Given entries

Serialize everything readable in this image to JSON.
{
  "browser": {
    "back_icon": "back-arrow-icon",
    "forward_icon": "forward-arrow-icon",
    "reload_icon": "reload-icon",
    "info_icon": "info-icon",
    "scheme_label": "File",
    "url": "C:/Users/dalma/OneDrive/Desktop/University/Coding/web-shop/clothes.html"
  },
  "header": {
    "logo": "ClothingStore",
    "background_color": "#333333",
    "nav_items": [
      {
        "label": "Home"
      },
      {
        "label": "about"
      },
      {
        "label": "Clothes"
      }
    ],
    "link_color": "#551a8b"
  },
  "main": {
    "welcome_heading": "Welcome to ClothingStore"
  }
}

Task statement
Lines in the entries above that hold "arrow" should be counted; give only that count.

Solution
2